Minus numbers on the thermometer this morning meant that gardening was not a good option first thing, but with bright blue skies and sunshine it was ideal walking weather, especially with hardly any wind.
Sometimes I long to get a bit of height with some views and one of the best places to do this is locally is Therfield Heath, near Royston, Hertfordshire. Therfield Hill, at 168m, is the highest point for 12 miles in all directions and looks down on the ancient Icknield Way. In the summer a fun kite flying festival is held here.
Therfield Heath has been grazed common land for many years and is a biological SSSI (Site of Special Scientific Interest) and nature reserve. It is located on a chalk escarpment, which was formed in warm seas 100 million years ago and tipped towards the south east when the Alps were formed (20 million years ago).
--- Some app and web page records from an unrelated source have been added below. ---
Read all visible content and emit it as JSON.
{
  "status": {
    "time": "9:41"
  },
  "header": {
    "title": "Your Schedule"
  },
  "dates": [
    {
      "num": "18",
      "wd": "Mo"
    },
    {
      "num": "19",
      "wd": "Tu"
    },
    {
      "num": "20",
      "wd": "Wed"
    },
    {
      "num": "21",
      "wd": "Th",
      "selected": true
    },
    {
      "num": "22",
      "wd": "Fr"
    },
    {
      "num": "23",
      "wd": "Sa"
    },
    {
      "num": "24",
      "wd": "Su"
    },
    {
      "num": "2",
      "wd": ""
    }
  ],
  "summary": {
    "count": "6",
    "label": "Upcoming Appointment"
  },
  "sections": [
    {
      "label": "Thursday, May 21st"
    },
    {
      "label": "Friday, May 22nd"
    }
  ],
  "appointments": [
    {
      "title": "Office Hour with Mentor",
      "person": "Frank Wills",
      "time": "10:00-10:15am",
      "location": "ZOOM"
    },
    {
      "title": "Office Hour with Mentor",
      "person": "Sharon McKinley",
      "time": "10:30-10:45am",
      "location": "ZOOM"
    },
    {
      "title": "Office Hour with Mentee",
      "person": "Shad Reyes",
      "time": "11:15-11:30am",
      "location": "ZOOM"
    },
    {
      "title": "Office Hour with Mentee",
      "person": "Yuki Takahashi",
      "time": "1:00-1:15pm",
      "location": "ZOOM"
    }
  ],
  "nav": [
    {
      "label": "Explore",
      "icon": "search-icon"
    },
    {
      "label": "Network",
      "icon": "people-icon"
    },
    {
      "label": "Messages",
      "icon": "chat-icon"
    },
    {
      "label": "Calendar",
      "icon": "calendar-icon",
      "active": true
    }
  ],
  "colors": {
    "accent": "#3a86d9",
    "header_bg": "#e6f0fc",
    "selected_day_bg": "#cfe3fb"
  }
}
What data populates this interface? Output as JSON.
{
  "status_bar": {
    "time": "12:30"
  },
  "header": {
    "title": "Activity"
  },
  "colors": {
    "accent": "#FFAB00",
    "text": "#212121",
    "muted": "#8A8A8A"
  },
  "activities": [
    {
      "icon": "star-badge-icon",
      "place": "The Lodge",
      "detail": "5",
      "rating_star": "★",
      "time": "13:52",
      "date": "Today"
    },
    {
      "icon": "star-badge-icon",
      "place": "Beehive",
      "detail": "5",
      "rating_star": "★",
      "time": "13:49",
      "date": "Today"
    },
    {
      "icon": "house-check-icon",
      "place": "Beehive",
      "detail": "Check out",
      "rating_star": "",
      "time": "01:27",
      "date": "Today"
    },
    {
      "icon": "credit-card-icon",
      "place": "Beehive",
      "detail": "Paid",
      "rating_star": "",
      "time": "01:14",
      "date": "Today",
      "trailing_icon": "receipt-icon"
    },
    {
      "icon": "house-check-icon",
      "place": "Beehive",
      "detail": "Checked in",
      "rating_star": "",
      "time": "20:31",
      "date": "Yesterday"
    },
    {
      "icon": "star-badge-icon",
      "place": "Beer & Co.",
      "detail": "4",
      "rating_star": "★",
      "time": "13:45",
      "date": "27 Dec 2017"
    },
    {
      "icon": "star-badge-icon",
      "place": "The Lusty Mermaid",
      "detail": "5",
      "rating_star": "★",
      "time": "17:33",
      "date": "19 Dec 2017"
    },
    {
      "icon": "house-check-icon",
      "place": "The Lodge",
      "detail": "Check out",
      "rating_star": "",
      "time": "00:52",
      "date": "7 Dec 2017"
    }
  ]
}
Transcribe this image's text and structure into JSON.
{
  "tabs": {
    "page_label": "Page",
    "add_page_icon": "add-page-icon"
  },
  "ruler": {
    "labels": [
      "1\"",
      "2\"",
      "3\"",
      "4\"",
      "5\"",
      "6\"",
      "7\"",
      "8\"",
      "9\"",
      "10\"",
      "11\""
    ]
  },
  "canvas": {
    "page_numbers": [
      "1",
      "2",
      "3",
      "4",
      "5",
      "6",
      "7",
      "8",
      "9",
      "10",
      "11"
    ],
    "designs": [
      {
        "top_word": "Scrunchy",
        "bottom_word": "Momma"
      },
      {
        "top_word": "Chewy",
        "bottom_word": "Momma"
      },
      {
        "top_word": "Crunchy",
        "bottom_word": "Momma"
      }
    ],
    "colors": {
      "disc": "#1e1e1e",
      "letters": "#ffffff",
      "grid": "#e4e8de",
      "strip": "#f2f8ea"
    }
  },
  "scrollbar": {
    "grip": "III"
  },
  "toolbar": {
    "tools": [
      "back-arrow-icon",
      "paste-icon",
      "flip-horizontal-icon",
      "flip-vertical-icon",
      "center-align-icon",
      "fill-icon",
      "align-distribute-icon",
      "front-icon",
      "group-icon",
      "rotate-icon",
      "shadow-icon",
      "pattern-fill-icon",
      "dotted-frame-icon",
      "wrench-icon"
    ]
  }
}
The trail can be pretty sticky and slippery to walk on when wet, but with today’s cold, icy start it was absolutely fine.
Neolithic farmers started clearing the land here for agriculture ~six thousand years ago. There is a long barrow at the top dating from this period. Since then the area has been continuously open land, where grazing keeps the shrubby hawthorn etc. at bay. The heath has been used extensively for everything from medieval tournaments, military maneouvres, rifle ranges to currently golf courses and sports fields.
When we come for the Kite festival the heath is covered in typical chalk land wildflowers: harebells, scabious, toadflax, vetches and supports colourful burnet moths and blue butterflies, including the rare Chalkhill blue.
At the top of the hill, near the trig point, you can see some obvious round ~2m high mounds.
There are more of these round mounds scattered about the heath, but these five are tightly clustered and give the area its name, Five Hills. They are bronze age round barrows and, in my opinion, you get the best views from them.
Looking north east:
All very bracing. It was wonderful.
We walked on to the trig pillar which labels some pretty random destinations:
But then it is always useful to know where Land’s End is, isn’t it?